Like many things involving Obama, I think it comes down to race.
Our national poll last week found that 88% of whites who voted for Obama approve of the job he's doing- pretty impressive. But 99% of the African Americans who voted for him like how he's doing- in terms of raw data it was 92 approving of him and 1 unsure.
It stands to reason then that regardless of how well Obama did in a state last fall, where his approval rating now falls in relation to his vote share in that state has a lot to do with how large its black population is.
There are two states where we've polled a standard electorate (we're looking at a 2009 electorate in Virginia and New Jersey) and found Obama's approval running four points or more behind his vote share. Both of them- Colorado and West Virginia- have populations that are only 4% African American.

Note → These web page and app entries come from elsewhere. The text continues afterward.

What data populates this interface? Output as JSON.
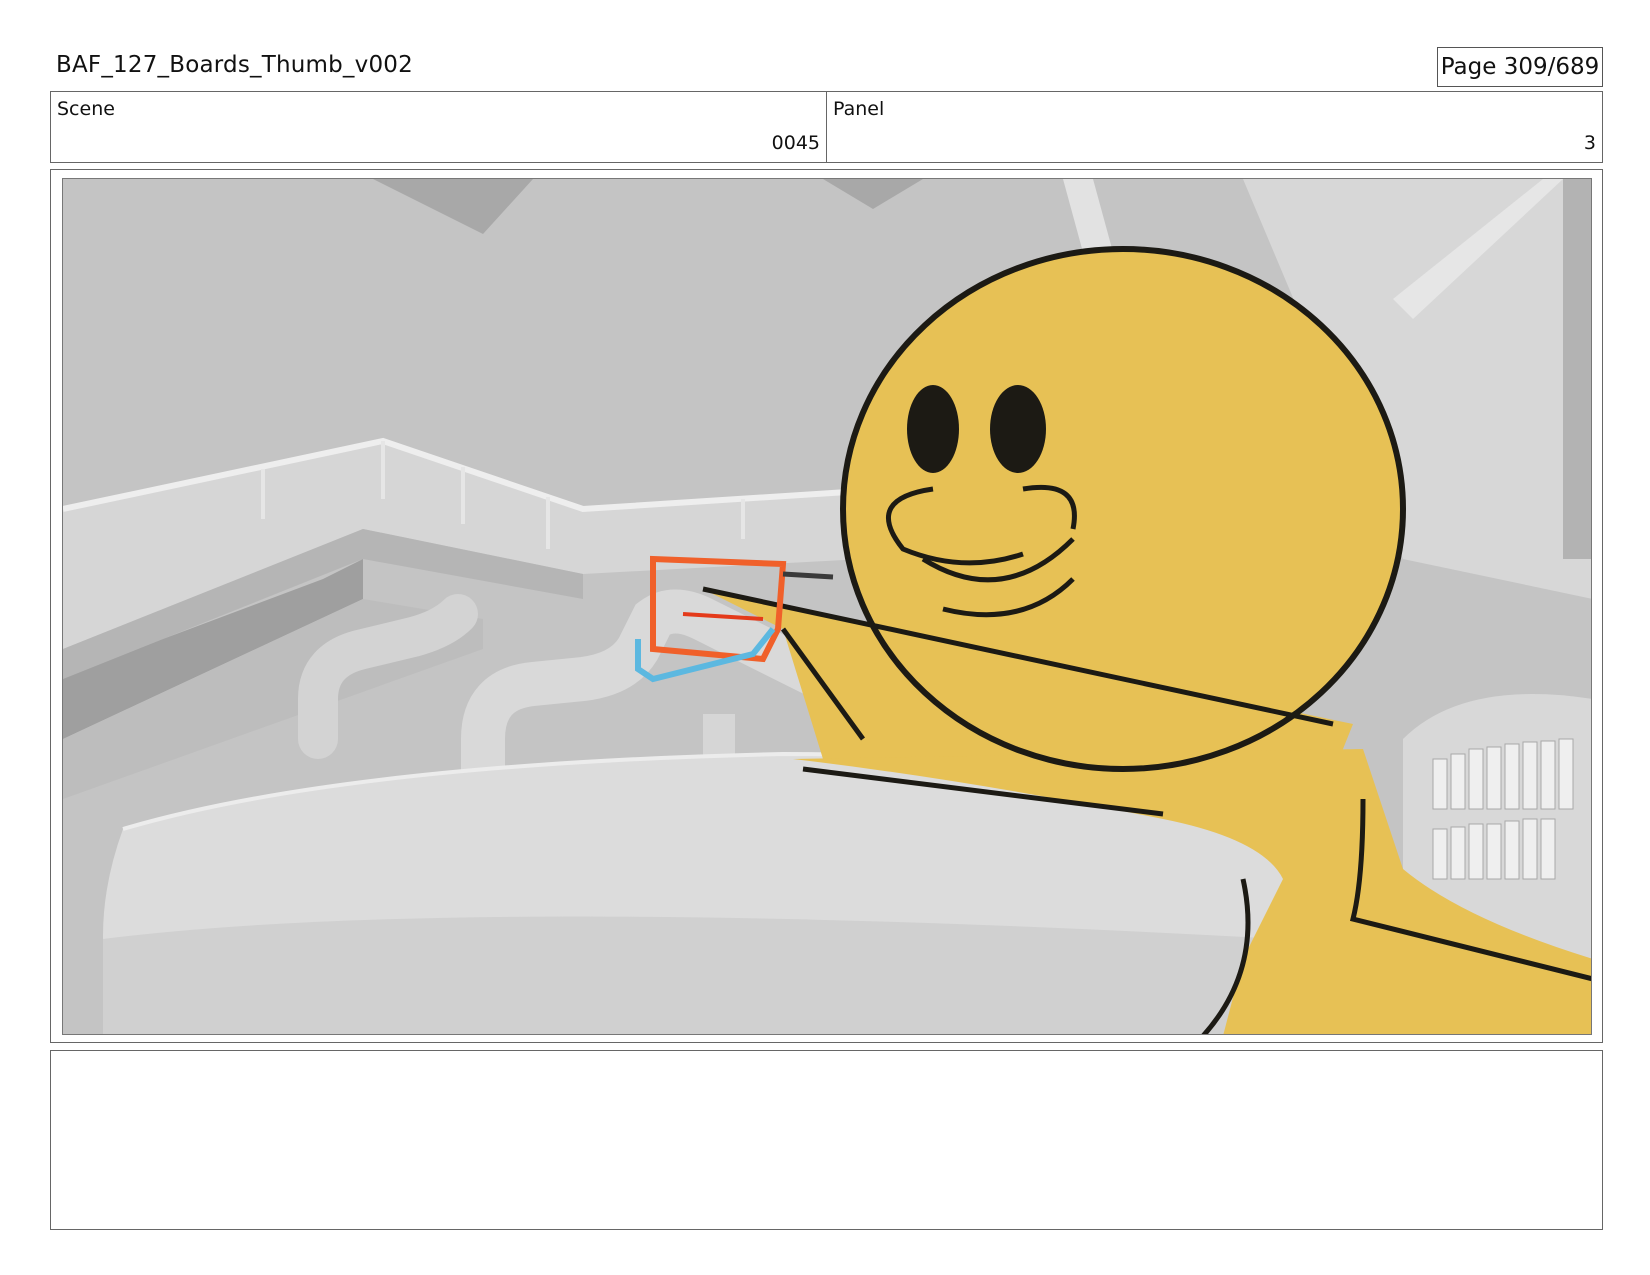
{
  "header": {
    "title": "BAF_127_Boards_Thumb_v002",
    "page": "Page 309/689"
  },
  "info": {
    "scene_label": "Scene",
    "scene_value": "0045",
    "panel_label": "Panel",
    "panel_value": "3"
  },
  "panel": {
    "description_colors": {
      "background_gray": "#c9c9c9",
      "character_yellow": "#e7c155",
      "outline": "#1c1a14",
      "marker_orange": "#f0602a",
      "marker_blue": "#5cb8e0"
    }
  },
  "notes": {
    "text": ""
  }
}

That leads me to believe that if we polled a New Hampshire or Iowa- other states favorable to Obama but low on black voters- he might have weaker approval numbers in those places too.
On the other hand we've found Obama with approval ratings significantly better than the percentage he got in November in a couple of deeply red but also heavily black states- Louisiana and Alabama.
I could be wrong, but this is the best data driven theory I can think of for why his numbers are surprisingly poor in Colorado.